Online Appendix

American Economic Journal: Economic Policy 11(4), November 2019, pp. 213-48

Winner of 2020 AEJ: Economic Policy Best Paper Award

Abstract: We study the effect of application costs on the targeting of disability programs using the closings of Social Security Administration field offices, which provide assistance with filing disability applications. We find that field office closings lead to large and persistent reductions in the number of disability recipients and reduce targeting efficiency based on current eligibility standards. The number of disability recipients declines by 16% in surrounding areas, with the largest effects for applicants with moderately severe conditions and low education levels. Evidence on channels suggests that increased congestion at neighboring offices is more important than higher travel or information costs.
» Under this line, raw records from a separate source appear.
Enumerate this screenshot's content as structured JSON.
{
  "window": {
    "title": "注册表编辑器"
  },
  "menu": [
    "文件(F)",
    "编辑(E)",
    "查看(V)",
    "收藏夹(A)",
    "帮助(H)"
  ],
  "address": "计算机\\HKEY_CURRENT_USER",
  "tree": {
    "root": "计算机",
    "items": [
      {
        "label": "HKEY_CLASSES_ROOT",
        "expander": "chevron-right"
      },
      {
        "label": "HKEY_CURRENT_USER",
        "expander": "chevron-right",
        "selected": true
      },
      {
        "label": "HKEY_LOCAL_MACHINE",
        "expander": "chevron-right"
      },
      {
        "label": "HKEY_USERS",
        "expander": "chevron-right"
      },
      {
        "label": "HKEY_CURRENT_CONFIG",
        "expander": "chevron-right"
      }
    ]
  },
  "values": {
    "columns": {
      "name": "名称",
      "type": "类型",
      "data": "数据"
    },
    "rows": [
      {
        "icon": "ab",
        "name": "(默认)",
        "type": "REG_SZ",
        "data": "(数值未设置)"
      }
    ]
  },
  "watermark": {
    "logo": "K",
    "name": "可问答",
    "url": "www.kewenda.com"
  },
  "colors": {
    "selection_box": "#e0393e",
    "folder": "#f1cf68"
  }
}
Online Appendix Field office closing data New York Times coverage

American Economic Review 106(11), November 2016, pp. 3300-3330

Winner of 2015 APPAM Dissertation Award, 2015 Upjohn Institute Dissertation Award, and 2016 NASI John Heinz Dissertation Award

Abstract: I estimate the effects of removing low-income youth with disabilities from Supplemental Security Income (SSI) on their earnings and income in adulthood. Using a regression discontinuity design based on a 1996 policy change in age 18 medical reviews, I find that youth who are removed from SSI at age 18 recover one-third of the lost SSI cash income in earnings. SSI youth who are removed and stay off SSI earn on average $4,400 annually, and they lose $76,000 in present discounted observed income over the 16 years following removal relative to those who do not receive a review.

Online Appendix

Washington Post coverage AEA feature Microeconomic Insights feature

Review of Economics and Statistics 98(4), October 2016, pp. 638-654

Abstract: I estimate the effect of removing children with disabilities from Supplemental Security Income (SSI) on parents earnings and household disability receipt. Using administrative data from the Social Security Administration, I implement regression discontinuity and difference-in-differences designs based on changes in the budget for child medical reviews. I find that parents fully offset the SSI loss with increased earnings, and the loss of the child's SSI payment reduces disability applications by parents and siblings. I model and test alternative hypotheses for the large parental earnings response and find suggestive evidence that the response is driven primarily by an income effect.

Online Appendix

Research in Progress

"How Do Expectations about Government Benefits Affect Human Capital Investment?" (with Rebecca Dizon-Ross)

"The Effects and Channels of Early-Life Removal from Disability Insurance: Evidence from Supplemental Security Income Children" (with Alessandra Voena and Jason Weitze)